WHAT THE TASK ASKS: Whenever the word "April" turns up in a line of the data below, copy that line.

BEGIN EXERCISE INPUTS

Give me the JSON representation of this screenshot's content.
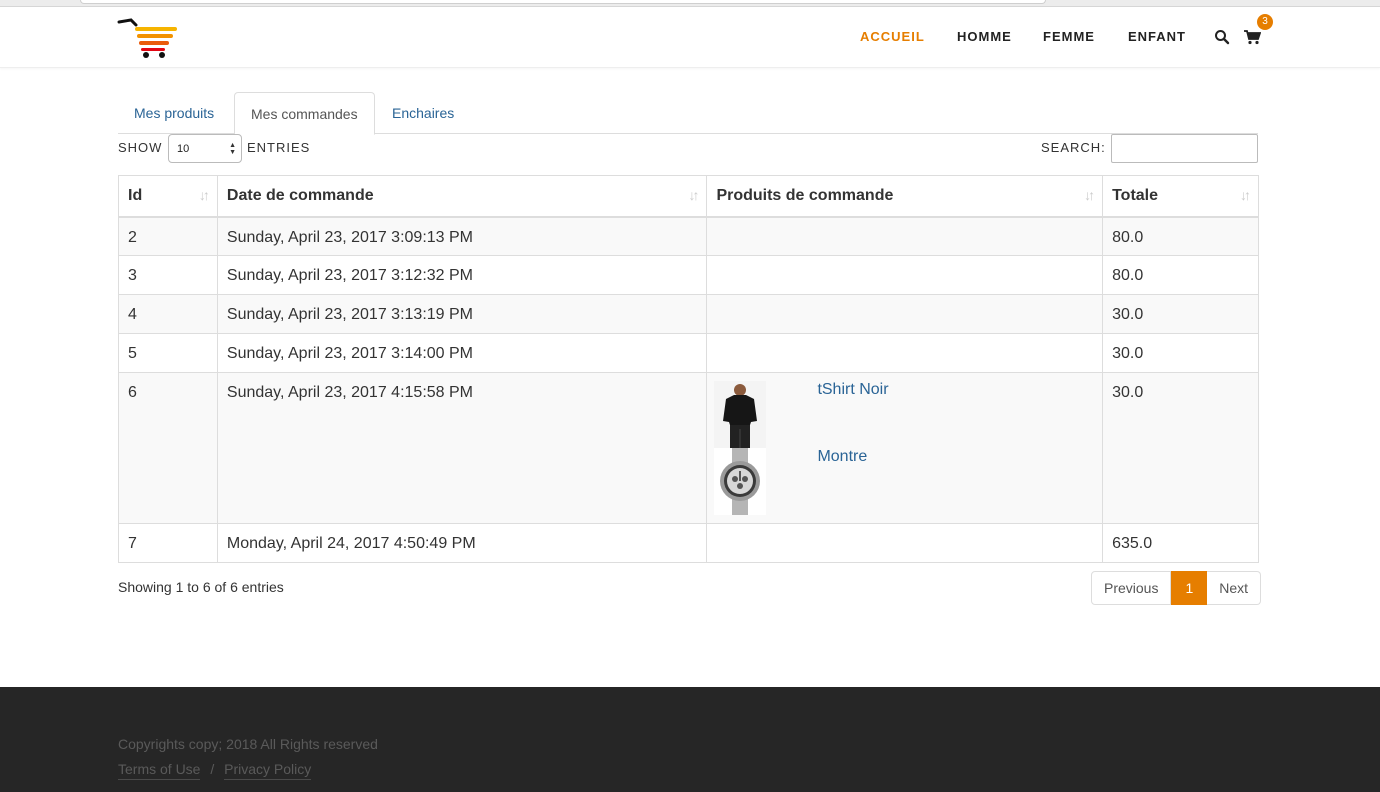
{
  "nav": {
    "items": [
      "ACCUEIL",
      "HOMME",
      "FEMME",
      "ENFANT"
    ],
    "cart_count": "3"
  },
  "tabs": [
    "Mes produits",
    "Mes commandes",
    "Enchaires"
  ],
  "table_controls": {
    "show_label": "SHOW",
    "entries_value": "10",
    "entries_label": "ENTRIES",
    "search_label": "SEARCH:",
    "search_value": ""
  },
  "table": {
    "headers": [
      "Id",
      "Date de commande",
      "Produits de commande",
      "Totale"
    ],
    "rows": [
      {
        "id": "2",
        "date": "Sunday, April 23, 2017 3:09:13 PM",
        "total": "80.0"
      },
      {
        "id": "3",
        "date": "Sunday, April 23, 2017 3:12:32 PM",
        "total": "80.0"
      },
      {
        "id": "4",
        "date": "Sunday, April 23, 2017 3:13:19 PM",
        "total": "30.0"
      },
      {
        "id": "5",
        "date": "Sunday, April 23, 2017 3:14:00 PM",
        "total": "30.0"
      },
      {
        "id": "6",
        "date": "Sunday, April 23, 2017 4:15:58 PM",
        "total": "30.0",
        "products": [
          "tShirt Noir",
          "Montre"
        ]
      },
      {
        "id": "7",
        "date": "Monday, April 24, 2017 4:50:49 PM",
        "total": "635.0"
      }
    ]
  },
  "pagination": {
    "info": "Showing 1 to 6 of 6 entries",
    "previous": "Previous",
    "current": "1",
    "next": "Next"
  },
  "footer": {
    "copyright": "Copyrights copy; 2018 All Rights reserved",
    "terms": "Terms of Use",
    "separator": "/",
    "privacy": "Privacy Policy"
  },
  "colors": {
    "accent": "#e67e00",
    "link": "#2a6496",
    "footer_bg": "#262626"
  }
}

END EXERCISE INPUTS
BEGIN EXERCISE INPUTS

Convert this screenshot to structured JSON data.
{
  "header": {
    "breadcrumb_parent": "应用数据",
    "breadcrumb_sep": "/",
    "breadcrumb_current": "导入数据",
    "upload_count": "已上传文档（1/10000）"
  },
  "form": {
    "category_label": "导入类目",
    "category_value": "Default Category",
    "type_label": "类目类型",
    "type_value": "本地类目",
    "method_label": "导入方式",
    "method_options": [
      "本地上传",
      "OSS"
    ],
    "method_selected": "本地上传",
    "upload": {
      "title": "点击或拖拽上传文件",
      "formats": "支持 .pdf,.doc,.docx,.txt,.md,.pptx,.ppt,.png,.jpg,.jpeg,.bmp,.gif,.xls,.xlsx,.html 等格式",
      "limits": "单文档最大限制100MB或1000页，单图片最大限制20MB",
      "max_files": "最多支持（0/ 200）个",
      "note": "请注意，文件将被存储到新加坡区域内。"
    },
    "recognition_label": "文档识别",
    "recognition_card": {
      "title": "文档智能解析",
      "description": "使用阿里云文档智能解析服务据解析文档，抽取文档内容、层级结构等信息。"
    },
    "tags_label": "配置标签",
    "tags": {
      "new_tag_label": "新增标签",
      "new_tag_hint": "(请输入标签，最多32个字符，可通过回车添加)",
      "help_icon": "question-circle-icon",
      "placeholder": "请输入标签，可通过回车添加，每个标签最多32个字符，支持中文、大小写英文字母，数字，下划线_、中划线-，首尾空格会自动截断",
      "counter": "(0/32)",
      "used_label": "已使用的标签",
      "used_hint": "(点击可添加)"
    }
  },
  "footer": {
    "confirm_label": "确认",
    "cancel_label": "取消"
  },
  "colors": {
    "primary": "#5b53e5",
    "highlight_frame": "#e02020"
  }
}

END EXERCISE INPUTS
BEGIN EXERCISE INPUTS

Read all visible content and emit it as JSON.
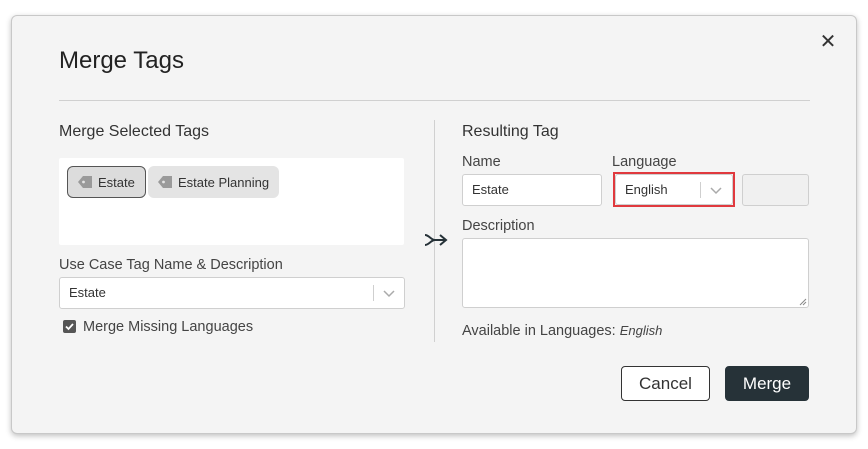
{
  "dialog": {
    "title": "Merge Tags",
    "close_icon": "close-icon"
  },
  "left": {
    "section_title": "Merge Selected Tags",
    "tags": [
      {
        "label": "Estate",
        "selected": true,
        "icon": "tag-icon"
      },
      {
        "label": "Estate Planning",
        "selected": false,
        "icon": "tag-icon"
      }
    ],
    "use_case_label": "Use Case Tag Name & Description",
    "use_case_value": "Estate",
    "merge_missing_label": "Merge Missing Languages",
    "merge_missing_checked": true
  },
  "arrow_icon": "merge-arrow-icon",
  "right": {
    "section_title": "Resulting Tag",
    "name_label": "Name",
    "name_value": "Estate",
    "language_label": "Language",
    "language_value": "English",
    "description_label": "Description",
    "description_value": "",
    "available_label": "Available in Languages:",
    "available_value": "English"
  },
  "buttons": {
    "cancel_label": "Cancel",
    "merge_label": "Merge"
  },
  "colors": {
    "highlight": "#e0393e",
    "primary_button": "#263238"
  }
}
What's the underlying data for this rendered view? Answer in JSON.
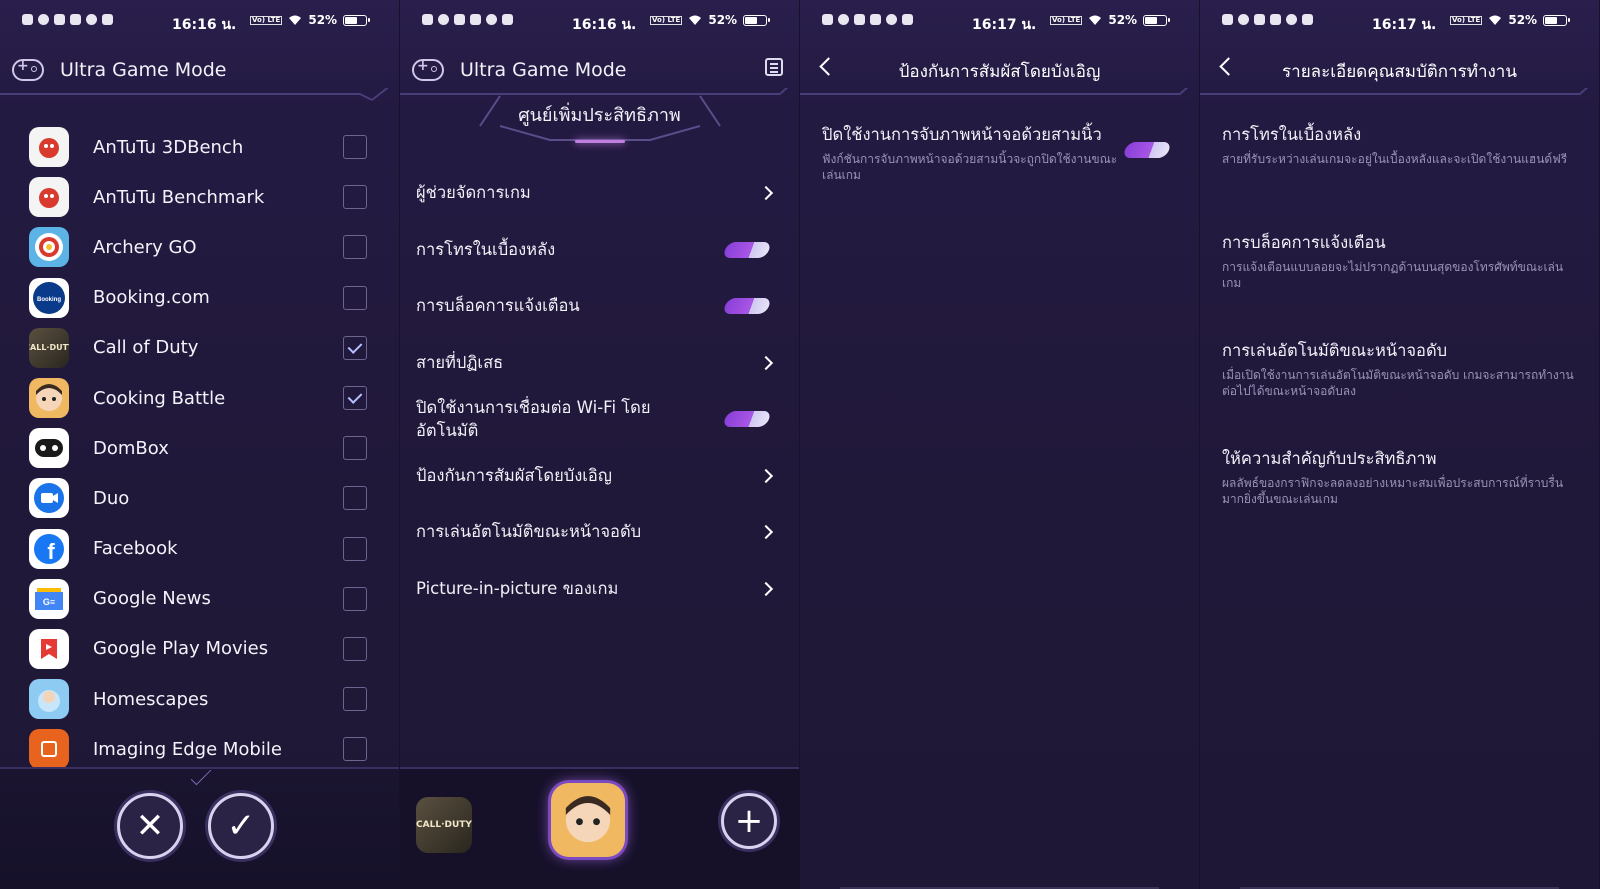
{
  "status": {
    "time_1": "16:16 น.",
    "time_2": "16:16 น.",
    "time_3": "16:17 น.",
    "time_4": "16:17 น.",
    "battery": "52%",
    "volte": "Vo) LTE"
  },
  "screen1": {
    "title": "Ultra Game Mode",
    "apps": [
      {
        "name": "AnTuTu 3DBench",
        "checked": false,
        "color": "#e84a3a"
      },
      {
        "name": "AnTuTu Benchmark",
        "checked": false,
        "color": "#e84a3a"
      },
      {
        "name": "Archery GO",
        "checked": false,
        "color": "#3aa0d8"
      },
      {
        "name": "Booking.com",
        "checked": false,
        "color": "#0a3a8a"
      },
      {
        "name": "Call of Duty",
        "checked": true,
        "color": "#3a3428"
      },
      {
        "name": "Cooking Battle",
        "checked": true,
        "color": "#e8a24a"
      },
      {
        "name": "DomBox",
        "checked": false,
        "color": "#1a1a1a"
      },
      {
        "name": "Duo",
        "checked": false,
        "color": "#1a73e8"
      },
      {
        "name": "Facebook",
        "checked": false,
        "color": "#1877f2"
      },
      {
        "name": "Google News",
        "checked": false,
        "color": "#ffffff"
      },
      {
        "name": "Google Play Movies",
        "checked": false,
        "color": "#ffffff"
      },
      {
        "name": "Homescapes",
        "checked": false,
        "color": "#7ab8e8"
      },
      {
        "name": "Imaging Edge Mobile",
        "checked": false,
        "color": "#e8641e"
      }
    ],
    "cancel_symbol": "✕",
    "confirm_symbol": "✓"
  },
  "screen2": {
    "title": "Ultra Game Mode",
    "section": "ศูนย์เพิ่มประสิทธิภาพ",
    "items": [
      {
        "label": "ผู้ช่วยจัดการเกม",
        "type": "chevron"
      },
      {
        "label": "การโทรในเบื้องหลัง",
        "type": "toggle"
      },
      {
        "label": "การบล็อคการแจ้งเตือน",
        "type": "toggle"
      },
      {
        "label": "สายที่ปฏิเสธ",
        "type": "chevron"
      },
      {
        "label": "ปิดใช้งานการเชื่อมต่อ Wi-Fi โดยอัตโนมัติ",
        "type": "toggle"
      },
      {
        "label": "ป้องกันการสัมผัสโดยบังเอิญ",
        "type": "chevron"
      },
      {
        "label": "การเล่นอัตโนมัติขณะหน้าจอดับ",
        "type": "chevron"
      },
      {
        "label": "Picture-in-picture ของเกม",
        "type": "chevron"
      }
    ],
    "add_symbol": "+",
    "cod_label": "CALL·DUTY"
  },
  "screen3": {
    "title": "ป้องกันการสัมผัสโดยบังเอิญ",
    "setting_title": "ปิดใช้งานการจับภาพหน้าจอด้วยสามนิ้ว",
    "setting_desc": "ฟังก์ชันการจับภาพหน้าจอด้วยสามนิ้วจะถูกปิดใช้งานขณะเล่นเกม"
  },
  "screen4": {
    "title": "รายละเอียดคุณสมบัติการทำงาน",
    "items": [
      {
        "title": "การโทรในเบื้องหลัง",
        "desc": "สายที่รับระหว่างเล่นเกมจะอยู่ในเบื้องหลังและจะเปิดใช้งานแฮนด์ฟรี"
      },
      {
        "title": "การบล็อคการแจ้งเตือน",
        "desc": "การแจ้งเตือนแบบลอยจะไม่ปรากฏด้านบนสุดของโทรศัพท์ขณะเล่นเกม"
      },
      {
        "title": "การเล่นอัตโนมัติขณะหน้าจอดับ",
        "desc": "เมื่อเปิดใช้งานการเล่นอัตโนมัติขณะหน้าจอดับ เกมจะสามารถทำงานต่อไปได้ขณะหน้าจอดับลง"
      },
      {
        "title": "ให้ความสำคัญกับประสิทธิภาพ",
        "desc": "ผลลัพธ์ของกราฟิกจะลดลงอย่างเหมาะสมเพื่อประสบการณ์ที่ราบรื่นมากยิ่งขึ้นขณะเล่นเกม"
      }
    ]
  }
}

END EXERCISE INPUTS

RESPONSE TO THE TASK:
        "date": "Sunday, April 23, 2017 3:09:13 PM",
        "date": "Sunday, April 23, 2017 3:12:32 PM",
        "date": "Sunday, April 23, 2017 3:13:19 PM",
        "date": "Sunday, April 23, 2017 3:14:00 PM",
        "date": "Sunday, April 23, 2017 4:15:58 PM",
        "date": "Monday, April 24, 2017 4:50:49 PM",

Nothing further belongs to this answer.